(Element data from apps and pages)

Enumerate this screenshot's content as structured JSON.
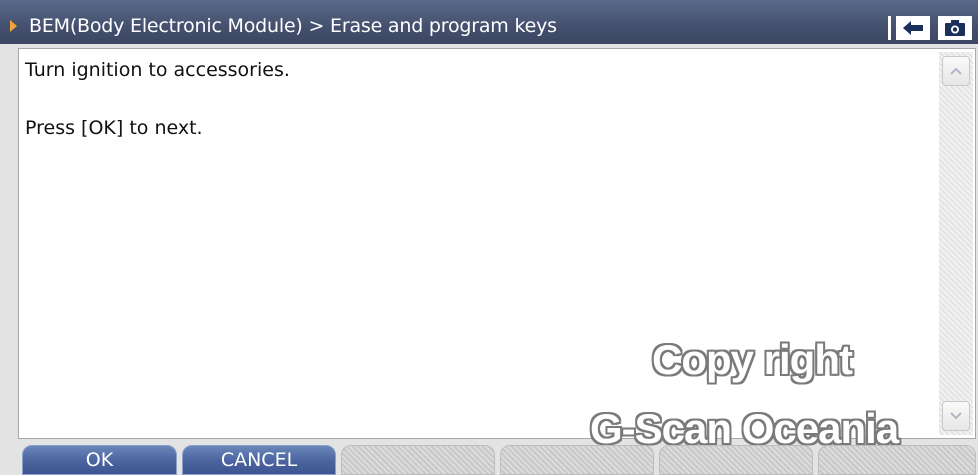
{
  "title_bar": {
    "breadcrumb": "BEM(Body Electronic Module) > Erase and program keys",
    "back_icon": "back-arrow-icon",
    "capture_icon": "camera-icon"
  },
  "content": {
    "lines": [
      "Turn ignition to accessories.",
      "Press [OK] to next."
    ]
  },
  "watermark": {
    "line1": "Copy right",
    "line2": "G-Scan Oceania"
  },
  "function_keys": [
    {
      "label": "OK",
      "state": "active"
    },
    {
      "label": "CANCEL",
      "state": "active"
    },
    {
      "label": "",
      "state": "empty"
    },
    {
      "label": "",
      "state": "empty"
    },
    {
      "label": "",
      "state": "empty"
    },
    {
      "label": "",
      "state": "empty"
    }
  ],
  "colors": {
    "titlebar": "#44506e",
    "accent_arrow": "#f2a23a",
    "button_active": "#4a64a0"
  }
}
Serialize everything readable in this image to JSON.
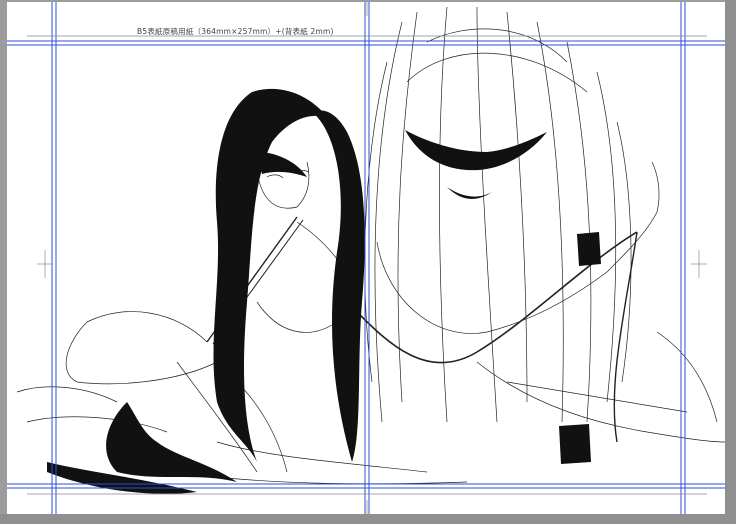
{
  "document": {
    "title": "B5表紙原稿用紙（364mm×257mm）+(背表紙 2mm)"
  },
  "colors": {
    "guide": "#2f4fd9",
    "pasteboard": "#9c9c9c",
    "paper": "#ffffff",
    "ink": "#111111"
  },
  "icons": {
    "artwork": "lineart-illustration"
  }
}
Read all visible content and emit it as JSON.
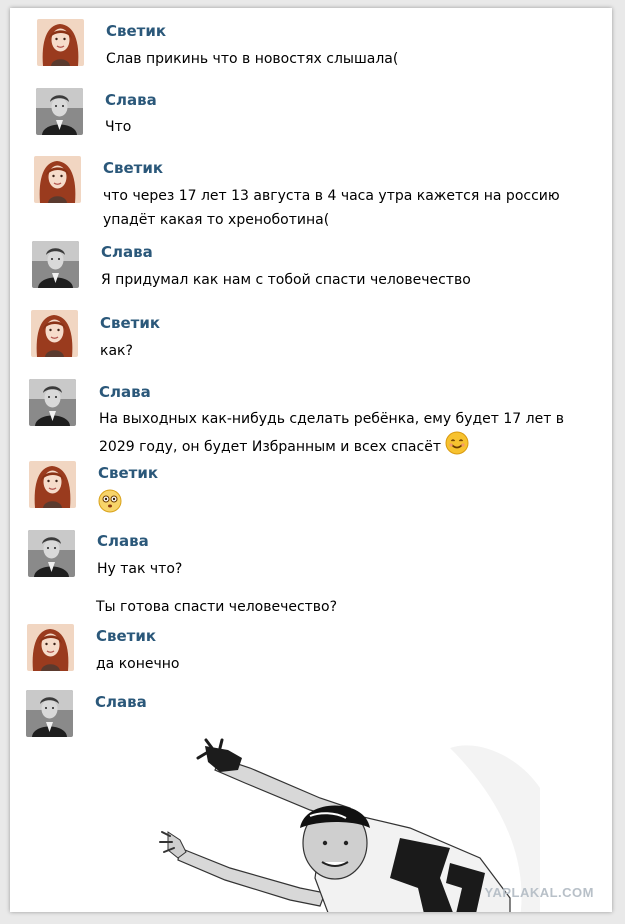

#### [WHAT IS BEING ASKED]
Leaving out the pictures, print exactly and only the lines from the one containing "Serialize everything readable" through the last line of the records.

#### [SOLUTION FOR THIS PROBLEM]
Serialize everything readable in this image to JSON.
{
  "document": {
    "title": "B5表紙原稿用紙（364mm×257mm）+(背表紙 2mm)"
  },
  "colors": {
    "guide": "#2f4fd9",
    "pasteboard": "#9c9c9c",
    "paper": "#ffffff",
    "ink": "#111111"
  },
  "icons": {
    "artwork": "lineart-illustration"
  }
}
Read all visible content and emit it as JSON.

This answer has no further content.